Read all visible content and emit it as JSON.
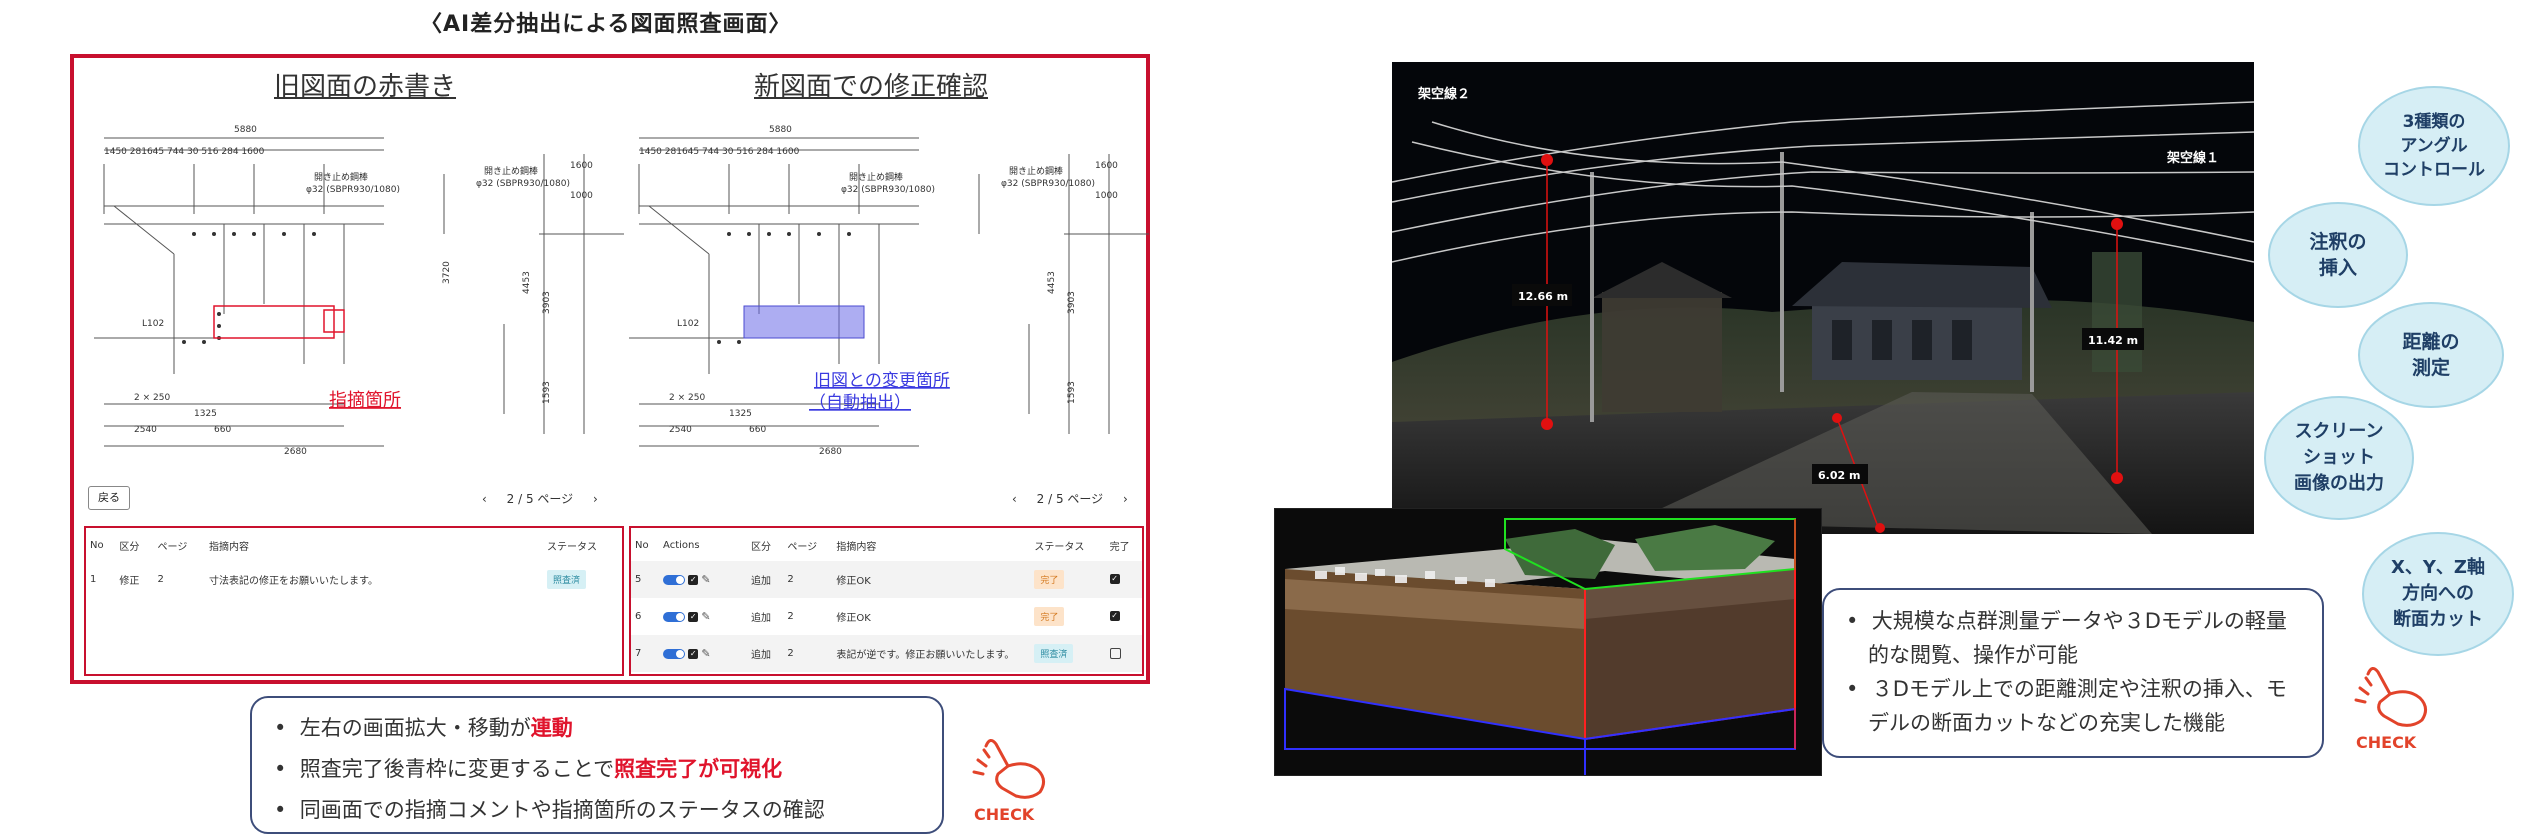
{
  "page": {
    "title": "〈AI差分抽出による図面照査画面〉"
  },
  "left_panel": {
    "old_title": "旧図面の赤書き",
    "new_title": "新図面での修正確認",
    "old_annotation": "指摘箇所",
    "new_annotation_line1": "旧図との変更箇所",
    "new_annotation_line2": "（自動抽出）",
    "back_label": "戻る",
    "pager": {
      "prev": "‹",
      "text": "2 / 5 ページ",
      "next": "›"
    },
    "drawing_labels": {
      "dim_top": "5880",
      "dim_row": "1450   281645   744   30 516 284   1600",
      "steel_label": "開き止め鋼棒",
      "steel_spec": "φ32 (SBPR930/1080)",
      "dim_bottom1": "2540",
      "dim_bottom2": "2680",
      "dim_1325": "1325",
      "dim_1000": "1000",
      "dim_1600": "1600",
      "dim_4453": "4453",
      "dim_3903": "3903",
      "dim_1593": "1593",
      "dim_3720": "3720",
      "dim_L102": "L102",
      "dim_2x250": "2 × 250",
      "dim_660": "660"
    }
  },
  "old_table": {
    "headers": [
      "No",
      "区分",
      "ページ",
      "指摘内容",
      "ステータス"
    ],
    "rows": [
      {
        "no": "1",
        "kubun": "修正",
        "page": "2",
        "content": "寸法表記の修正をお願いいたします。",
        "status": "照査済"
      }
    ]
  },
  "new_table": {
    "headers": [
      "No",
      "Actions",
      "区分",
      "ページ",
      "指摘内容",
      "ステータス",
      "完了"
    ],
    "rows": [
      {
        "no": "5",
        "kubun": "追加",
        "page": "2",
        "content": "修正OK",
        "status": "完了"
      },
      {
        "no": "6",
        "kubun": "追加",
        "page": "2",
        "content": "修正OK",
        "status": "完了"
      },
      {
        "no": "7",
        "kubun": "追加",
        "page": "2",
        "content": "表記が逆です。修正お願いいたします。",
        "status": "照査済"
      }
    ]
  },
  "left_callout": {
    "b1_pre": "左右の画面拡大・移動が",
    "b1_em": "連動",
    "b2_pre": "照査完了後青枠に変更することで",
    "b2_em": "照査完了が可視化",
    "b3": "同画面での指摘コメントや指摘箇所のステータスの確認"
  },
  "pointcloud": {
    "line2_label": "架空線２",
    "line1_label": "架空線１",
    "m1": "12.66 m",
    "m2": "11.42 m",
    "m3": "6.02 m"
  },
  "right_callout": {
    "b1": "大規模な点群測量データや３Dモデルの軽量的な閲覧、操作が可能",
    "b2": "３Dモデル上での距離測定や注釈の挿入、モデルの断面カットなどの充実した機能"
  },
  "features": [
    "3種類の\nアングル\nコントロール",
    "注釈の\n挿入",
    "距離の\n測定",
    "スクリーン\nショット\n画像の出力",
    "X、Y、Z軸\n方向への\n断面カット"
  ],
  "check_label": "CHECK",
  "colors": {
    "accent_red": "#c8102e",
    "callout_border": "#3d4d7a",
    "circle_fill": "#d6eef5",
    "circle_text": "#1f3f66",
    "diff_blue": "#6a6ae8"
  },
  "icons": [
    "toggle-switch-icon",
    "checkbox-checked-icon",
    "checkbox-empty-icon",
    "pencil-edit-icon",
    "pointing-hand-check-icon"
  ]
}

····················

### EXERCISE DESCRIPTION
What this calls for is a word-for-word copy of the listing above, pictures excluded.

### SOLUTION BELOW
Read all visible content and emit it as JSON.
{
  "page": {
    "title": "〈AI差分抽出による図面照査画面〉"
  },
  "left_panel": {
    "old_title": "旧図面の赤書き",
    "new_title": "新図面での修正確認",
    "old_annotation": "指摘箇所",
    "new_annotation_line1": "旧図との変更箇所",
    "new_annotation_line2": "（自動抽出）",
    "back_label": "戻る",
    "pager": {
      "prev": "‹",
      "text": "2 / 5 ページ",
      "next": "›"
    },
    "drawing_labels": {
      "dim_top": "5880",
      "dim_row": "1450   281645   744   30 516 284   1600",
      "steel_label": "開き止め鋼棒",
      "steel_spec": "φ32 (SBPR930/1080)",
      "dim_bottom1": "2540",
      "dim_bottom2": "2680",
      "dim_1325": "1325",
      "dim_1000": "1000",
      "dim_1600": "1600",
      "dim_4453": "4453",
      "dim_3903": "3903",
      "dim_1593": "1593",
      "dim_3720": "3720",
      "dim_L102": "L102",
      "dim_2x250": "2 × 250",
      "dim_660": "660"
    }
  },
  "old_table": {
    "headers": [
      "No",
      "区分",
      "ページ",
      "指摘内容",
      "ステータス"
    ],
    "rows": [
      {
        "no": "1",
        "kubun": "修正",
        "page": "2",
        "content": "寸法表記の修正をお願いいたします。",
        "status": "照査済"
      }
    ]
  },
  "new_table": {
    "headers": [
      "No",
      "Actions",
      "区分",
      "ページ",
      "指摘内容",
      "ステータス",
      "完了"
    ],
    "rows": [
      {
        "no": "5",
        "kubun": "追加",
        "page": "2",
        "content": "修正OK",
        "status": "完了"
      },
      {
        "no": "6",
        "kubun": "追加",
        "page": "2",
        "content": "修正OK",
        "status": "完了"
      },
      {
        "no": "7",
        "kubun": "追加",
        "page": "2",
        "content": "表記が逆です。修正お願いいたします。",
        "status": "照査済"
      }
    ]
  },
  "left_callout": {
    "b1_pre": "左右の画面拡大・移動が",
    "b1_em": "連動",
    "b2_pre": "照査完了後青枠に変更することで",
    "b2_em": "照査完了が可視化",
    "b3": "同画面での指摘コメントや指摘箇所のステータスの確認"
  },
  "pointcloud": {
    "line2_label": "架空線２",
    "line1_label": "架空線１",
    "m1": "12.66 m",
    "m2": "11.42 m",
    "m3": "6.02 m"
  },
  "right_callout": {
    "b1": "大規模な点群測量データや３Dモデルの軽量的な閲覧、操作が可能",
    "b2": "３Dモデル上での距離測定や注釈の挿入、モデルの断面カットなどの充実した機能"
  },
  "features": [
    "3種類の\nアングル\nコントロール",
    "注釈の\n挿入",
    "距離の\n測定",
    "スクリーン\nショット\n画像の出力",
    "X、Y、Z軸\n方向への\n断面カット"
  ],
  "check_label": "CHECK",
  "colors": {
    "accent_red": "#c8102e",
    "callout_border": "#3d4d7a",
    "circle_fill": "#d6eef5",
    "circle_text": "#1f3f66",
    "diff_blue": "#6a6ae8"
  },
  "icons": [
    "toggle-switch-icon",
    "checkbox-checked-icon",
    "checkbox-empty-icon",
    "pencil-edit-icon",
    "pointing-hand-check-icon"
  ]
}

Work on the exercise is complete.